As the house lights dimmed at St. Thomas d’Aquin Parish on the night of Dec. 10, all eyes were on the sanctuary. Actors portrayed angels with sparkly halos and fluffy wings. They encircled Wharry, who wore a pink veil in her role as Mary. Right beside her was Bob Sutter, a 69-year-old man wearing his favourite red baseball cap and bringing his own personal style to the role of Joseph.
L’Arche assistants, who had helped put together the costumes donated by community members, narrated the familiar story from the Gospel of Luke. And a choir of 10 at stage right, accompanied by guitars and a piano, accompanied the actors with more than a dozen Christmas carols.
As with any pageant staged by volunteers, anything can happen – especially when you have an actual baby portraying the newborn Jesus. Wharry reflected on her own performance this year: “The baby was starting to cry. She’s sleepy. It’s almost her bedtime.”
Nevertheless, the pageant was a hit.
“I felt very proud — and nervous — because she’s holding the brand new little one,” added Sally’s mother, Wendy. “She did a great job.”
Staging the annual Christmas pageant is an “amazing story of vulnerability,” said Sister Pat Desnoyers, community leader and executive director of L’Arche Association of Edmonton.
“There is a tradition throughout all the L’Arche communities of really showing the story of vulnerability of Jesus being born, with people who are vulnerable.”
Seventy members of the extended L’Arche Edmonton community took six weeks to prepare for the pageant. It has been staged every year since the community began, but it’s only been open to the public for the last 12 years. Admission is free, with attendees asked to bring a donation to the Edmonton Food Bank.
Carmel Hunt, who lived in the L’Arche community for several years as a live-in assistant, provided technical assistance for this year’s pageant – which is a highlight for her each year.
“I love the spirit of it — that it speaks to the values of L’Arche, and letting people’s light shine through,” she said. “It’s a good opportunity to be together.”
The acting roles are open to all L’Arche members. Ensuring the right support for the actors— not too much and not too little — is the biggest challenge, said Desnoyers. And the production is often unpredictable. One year, the actor portraying Mary walked off the stage when she saw the live baby.
This year’s Jesus was two-month-old Nayell Osana, whose parents are friends with a L’Arche community member from St. Andrew’s Parish in Edmonton. Sally Wharry said co-starring with baby Nayell was the most difficult — and the most rewarding — part of the night
Having a real baby portray Jesus is a reflection of the L’Arche mission to reveal the gifts of people with developmental disabilities and to engage diverse cultures to build a better society.

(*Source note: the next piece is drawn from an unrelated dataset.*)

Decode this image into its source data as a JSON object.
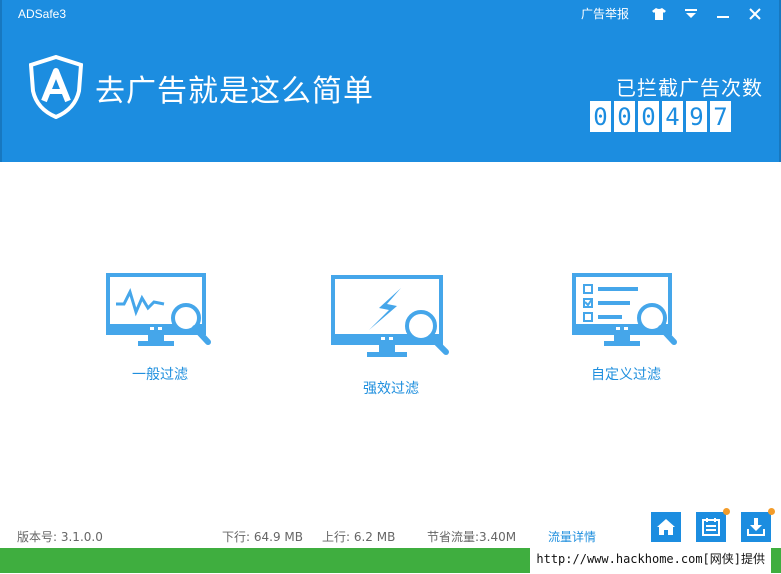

“I think the atmosphere at the pageant describes it well,” said Kathleen Ladouceur, who attended the pageant with her two-year-old son, Raphaël. “Everyone is welcome, of all ages, all talents, skill levels and all languages. And that’s what I love about the L’Arche community: it is radically inclusive.”

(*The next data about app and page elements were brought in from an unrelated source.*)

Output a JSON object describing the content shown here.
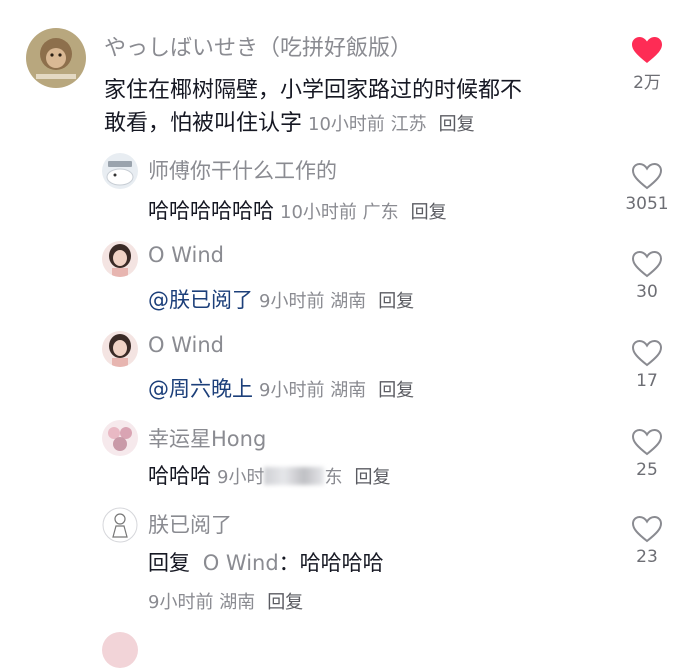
{
  "colors": {
    "accent_like": "#fe2c55",
    "secondary_text": "#8a8b91",
    "primary_text": "#161823"
  },
  "main_comment": {
    "author": "やっしばいせき（吃拼好飯版）",
    "text_line1": "家住在椰树隔壁，小学回家路过的时候都不",
    "text_line2": "敢看，怕被叫住认字",
    "time": "10小时前",
    "location": "江苏",
    "reply_label": "回复",
    "likes": "2万",
    "liked": true,
    "like_icon": "heart-filled-icon"
  },
  "replies": [
    {
      "author": "师傅你干什么工作的",
      "text": "哈哈哈哈哈哈",
      "mention": "",
      "time": "10小时前",
      "location": "广东",
      "reply_label": "回复",
      "likes": "3051",
      "like_icon": "heart-outline-icon"
    },
    {
      "author": "O Wind",
      "text": "",
      "mention": "@朕已阅了",
      "time": "9小时前",
      "location": "湖南",
      "reply_label": "回复",
      "likes": "30",
      "like_icon": "heart-outline-icon"
    },
    {
      "author": "O Wind",
      "text": "",
      "mention": "@周六晚上",
      "time": "9小时前",
      "location": "湖南",
      "reply_label": "回复",
      "likes": "17",
      "like_icon": "heart-outline-icon"
    },
    {
      "author": "幸运星Hong",
      "text": "哈哈哈",
      "mention": "",
      "time_prefix": "9小时",
      "time_suffix": "东",
      "reply_label": "回复",
      "likes": "25",
      "like_icon": "heart-outline-icon"
    },
    {
      "author": "朕已阅了",
      "reply_word": "回复",
      "reply_to": "O Wind",
      "colon": "：",
      "text": "哈哈哈哈",
      "time": "9小时前",
      "location": "湖南",
      "reply_label": "回复",
      "likes": "23",
      "like_icon": "heart-outline-icon"
    }
  ]
}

The Christmas pageant drew an audience of 140 this year, but it has been as high as 200 in the past. And it’s as much an opportunity to provide entertainment as it is a chance to teach people about L’Arche.
“People are drawn to learn about L’Arche, to see the people that are in the play,” said Gary Vincent, who lived in Edmonton’s L’Arche community for five years in the 1970s and ΄80s
“I think we just have to promote L’Arche a little bit more,” added George Wharry. “The community where they live is amazing. People don’t know about it.”
Katherine Topolniski said this year’s pageant was “really touching, and beautiful. I think it’s really meaningful to bring visibility and engage all people of diverse backgrounds.”
For Topolniski, the L’Arche pageant reflected the true meaning of Christmas.
“I think it’s about generosity of spirit, and the acceptance of everyone. That everyone deserves to be part of something, belonging. It’s a wonderful way to kick off the Christmas season. It just gets me in the Christmas spirit.”